Malignant melanoma can present with characteristics that mimic other lesions clinically and histologically. As such, accurate diagnosis should be a collaborative effort between clinician and dermatopathologist, advises Clay J. Cockerell, M.D., founder and medical director of Cockerell Dermatopathology, Dallas.
Clinicians and dermatopathologists should interact in a way that is rational, intelligent and direct to get a quicker and more accurate diagnoses for the patient, Dr. Cockerell told colleagues recently during a talk at the Practical Symposium in Beaver Creek, Colorado.
“Unfortunately, a lot of times we receive superficial or narrow biopsies that do not sample diagnostic areas. This can make arriving at the correct diagnosis even more difficult, particularly in the absence of adequate detailed clinical information regarding the lesion and patient,” says Dr. Cockerell

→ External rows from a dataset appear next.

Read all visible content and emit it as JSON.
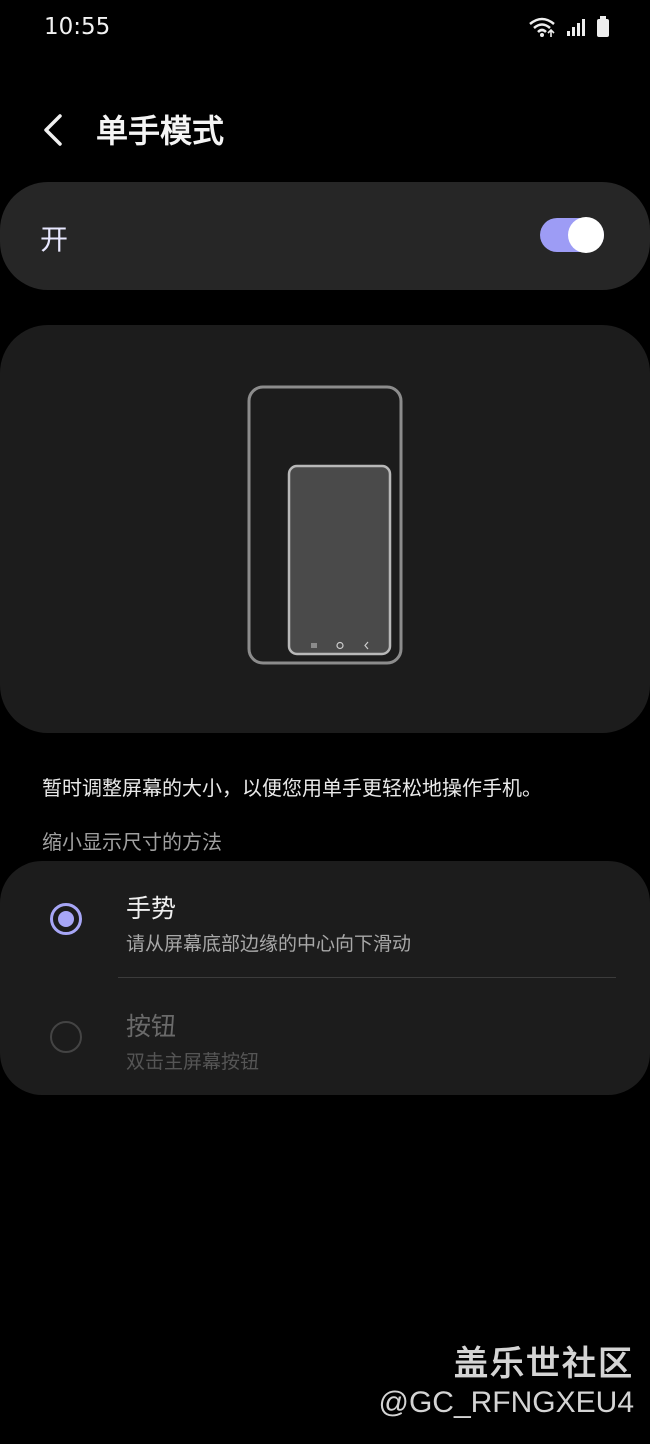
{
  "status": {
    "time": "10:55",
    "icons": [
      "wifi-icon",
      "signal-icon",
      "battery-icon"
    ]
  },
  "header": {
    "back_icon": "chevron-left-icon",
    "title": "单手模式"
  },
  "toggle": {
    "label": "开",
    "enabled": true,
    "accent": "#9d9cf5"
  },
  "illustration": {
    "icon": "phone-shrink-illustration"
  },
  "description": "暂时调整屏幕的大小，以便您用单手更轻松地操作手机。",
  "section_header": "缩小显示尺寸的方法",
  "options": [
    {
      "title": "手势",
      "subtitle": "请从屏幕底部边缘的中心向下滑动",
      "selected": true
    },
    {
      "title": "按钮",
      "subtitle": "双击主屏幕按钮",
      "selected": false
    }
  ],
  "watermark": {
    "title": "盖乐世社区",
    "user": "@GC_RFNGXEU4"
  }
}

In addition to the biopsy specimen, not all clinicians will submit sufficient clinical information, a practice that often significantly assists the dermatopathologist and improves the chances of arriving at the accurate diagnosis when faced with a challenging lesion.

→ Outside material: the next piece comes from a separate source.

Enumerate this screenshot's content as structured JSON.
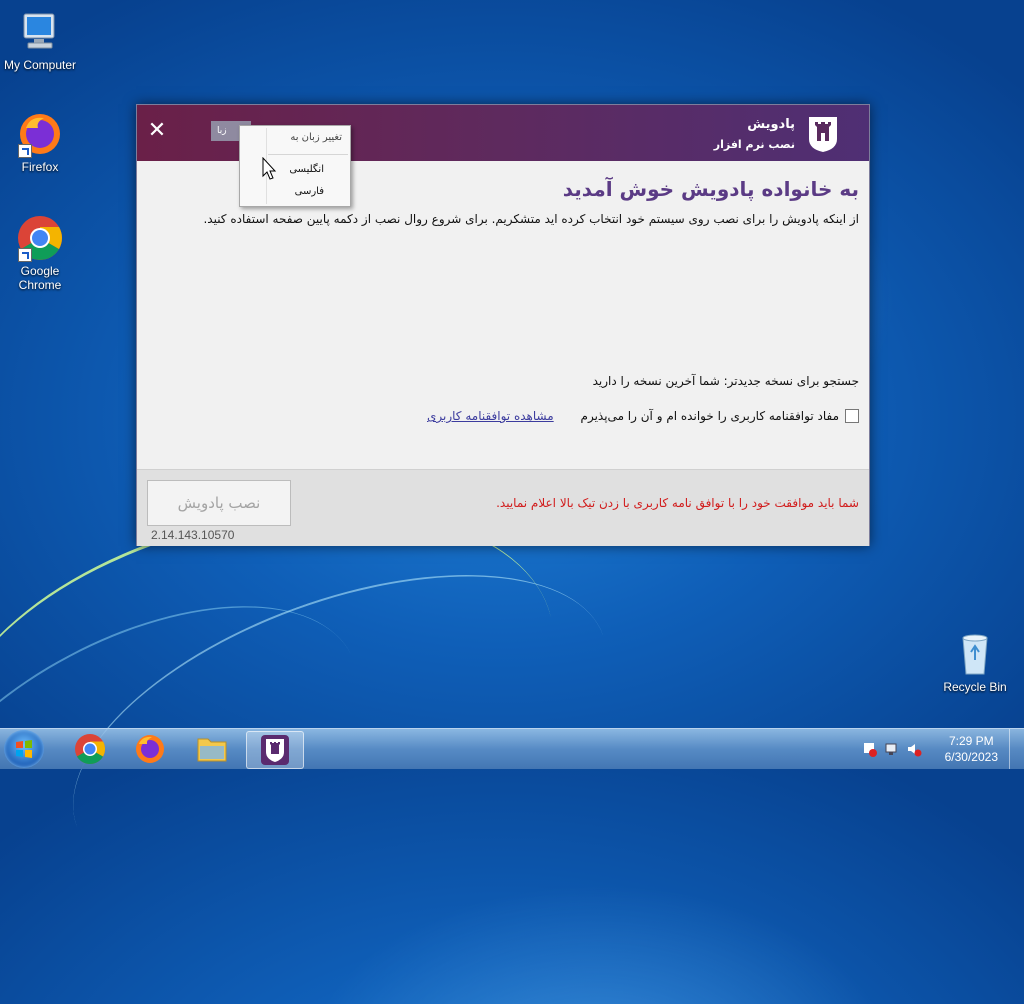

It is crucial that the pathologist know what the clinician is truly thinking regarding the potential diagnosis of the suspect lesion, according to Dr. Cockerell.